Sometimes, there are characters in genre pictures (or in TV!) that are so darned righteous and awesome, you can’t stop thinking about them or their amazing feats long after the movie (or show) is over. This column is dedicated to those bad-asses that keep us coming back for more. And it’s about time that we turned to the small screen for this #RESPECT column and give it up for Freddie Highmore and his portrayal of the extremely fragile and tormented Norman Bates.
I’ve already been enjoying the hell out of the work both Highmore and his television “Mother” Vera Farmiga have been doing. For the last 4 years, they’ve been building the foundation for a character that we’ll inevitably meet in the movie PSYCHO. For Highmore, it was no doubt an overwhelming and intimidating prospect stepping into the impossible-to-fill shoes of Anthony Perkins who simply is Norman Bates.
Others have tried but not been successful. Had Vince Vaughn been left to his own devices and was able to approach the role of Norman from his own perspective in Gus Van Sant’s shot-for-shot remake rather than trying to mimic and time out exactly what had been done in Alfred Hitchcock’s film, maybe he could have done something interesting. And although Bud Cort wasn’t playing Norman in the failed 1987 TV pilot/movie BATES MOTEL, he was doing his best to emulate his late mentor. Henry Thomas did a terrific job in the Showtime original PSYCHO IV: THE BEGINNING, but he also had Anthony Perkins in that movie to balance out the present day story with the flashbacks.
When BATES MOTEL debuted on A&E for its first season back in 2013, the showrunners decided to set it in modern day and so, by default, we’re now in completely new territory. Highmore had the task of embodying the things that Perkins brought to the role of Norman, while simultaneously doing things to make it his own. In the original film series, and even with the prequel movie, there was never a clear explanation of what made Norman do what he did. Was it a matter of nature? Or nurture? Was the evil within him the product of his upbringing? Or was it there all along?
The fun of the movies is debating that. The show however very clearly in the first season shows us first hand that Norman is mentally ill and what he does is inevitable. So the real horror (or curiosity) is watching his mental deterioration and wondering how Norma is going to hide it from the rest of the world and from Norman himself! (And for how long?)

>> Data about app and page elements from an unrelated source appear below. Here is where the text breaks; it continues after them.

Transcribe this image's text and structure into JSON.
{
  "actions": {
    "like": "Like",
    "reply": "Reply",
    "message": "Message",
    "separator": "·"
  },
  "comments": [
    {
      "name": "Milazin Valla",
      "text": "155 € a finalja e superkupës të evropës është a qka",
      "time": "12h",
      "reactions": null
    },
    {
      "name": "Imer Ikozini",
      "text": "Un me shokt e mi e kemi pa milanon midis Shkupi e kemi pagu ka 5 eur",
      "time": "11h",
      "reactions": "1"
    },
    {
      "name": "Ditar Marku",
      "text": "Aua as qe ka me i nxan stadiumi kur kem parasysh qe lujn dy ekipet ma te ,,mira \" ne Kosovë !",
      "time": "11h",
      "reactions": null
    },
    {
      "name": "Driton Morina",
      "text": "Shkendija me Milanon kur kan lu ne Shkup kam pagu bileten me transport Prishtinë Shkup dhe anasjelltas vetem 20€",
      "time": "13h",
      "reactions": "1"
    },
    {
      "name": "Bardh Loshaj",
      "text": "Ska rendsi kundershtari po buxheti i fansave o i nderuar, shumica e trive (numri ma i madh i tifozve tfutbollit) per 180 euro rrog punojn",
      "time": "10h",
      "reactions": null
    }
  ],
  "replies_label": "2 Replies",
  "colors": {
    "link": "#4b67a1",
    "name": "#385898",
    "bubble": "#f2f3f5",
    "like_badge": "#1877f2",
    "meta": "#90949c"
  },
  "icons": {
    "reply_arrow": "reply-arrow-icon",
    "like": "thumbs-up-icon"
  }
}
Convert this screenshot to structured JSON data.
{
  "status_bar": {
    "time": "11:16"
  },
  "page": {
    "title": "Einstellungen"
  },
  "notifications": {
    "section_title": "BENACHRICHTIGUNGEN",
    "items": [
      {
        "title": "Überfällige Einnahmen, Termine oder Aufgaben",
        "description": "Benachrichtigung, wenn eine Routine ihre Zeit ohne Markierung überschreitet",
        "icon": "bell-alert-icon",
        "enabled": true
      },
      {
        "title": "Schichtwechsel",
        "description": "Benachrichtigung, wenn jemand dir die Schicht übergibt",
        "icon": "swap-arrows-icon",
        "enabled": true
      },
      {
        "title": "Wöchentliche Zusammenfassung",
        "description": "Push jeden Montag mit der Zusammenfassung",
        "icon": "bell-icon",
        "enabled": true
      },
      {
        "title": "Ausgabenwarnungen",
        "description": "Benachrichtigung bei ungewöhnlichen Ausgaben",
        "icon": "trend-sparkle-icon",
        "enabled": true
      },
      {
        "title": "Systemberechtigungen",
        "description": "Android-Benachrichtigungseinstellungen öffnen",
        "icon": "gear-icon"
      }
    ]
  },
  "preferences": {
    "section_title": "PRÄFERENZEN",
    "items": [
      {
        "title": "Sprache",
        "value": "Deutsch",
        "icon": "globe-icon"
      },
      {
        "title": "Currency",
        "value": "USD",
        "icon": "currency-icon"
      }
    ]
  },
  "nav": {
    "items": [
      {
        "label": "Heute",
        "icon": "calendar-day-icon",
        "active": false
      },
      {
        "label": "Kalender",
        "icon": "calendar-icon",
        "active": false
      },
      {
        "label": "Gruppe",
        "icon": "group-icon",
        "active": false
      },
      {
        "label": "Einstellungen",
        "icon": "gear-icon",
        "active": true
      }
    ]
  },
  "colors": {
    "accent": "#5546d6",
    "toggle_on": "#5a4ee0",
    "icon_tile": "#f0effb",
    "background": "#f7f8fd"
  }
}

Season 4 just kicked off, and the inspiration for this piece was the 2nd episode of this new season titled “Goodbye, Mother.” It’s not only a tour de force for the acting that both Farmiga and Highmore bring to this particular episode, but it’s easily the best episode of the series thus far. And Freddie has managed to do something that only Perkins was previously able to pull off. He’s able to both capture our hearts and break them at the same time.
Mild spoilers ahead – in the show, Norman has already killed. Several times. And during those episodes, he’s done it as Mother. When he flashes back and remembers glimpses of these incidents, he sees Mother performing the deed and covering it up. In actuality, Norma is terrified of her son and what he’s becoming. At the top of Season 4, she is desperate to have him sent to a mental facility that can help him. However, Norman is terrified of what he believes his Mother has been doing behind his back. He is absolutely convinced that she’s a murderer and doing it for the sole purpose of sheer jealousy over him. In one emotional moment when Norman thinks he’s confronting Mother about what she’s done, while in actuality he’s confessing to what he has done, he says, “I’m afraid of you and I love you, and that’s a bad combination.”
Watch the following scene to see what I mean:
A few moments later, Norman has a gun. He tells Mother “We’re broken. We’ve tried. We want peace and happiness but the world just won’t allow it.” And even though we know how things are going to eventually have to turn out for this to all line up with PSYCHO, I found myself terrified by this proposed suicide pact. And then Sheriff Romero shows up to take Norman away. And a single tear falls down his face, because he absolutely believes that his Mother is responsible for murder and has betrayed him and placed all the blame on him.
If Freddie Highmore doesn’t get an Emmy for his work this season, then I don’t know what to tell you.
At the very least, we can give him this hashtag.
Seriously, Mister Highmore… thank you for doing Norman Bates justice with your portrayal.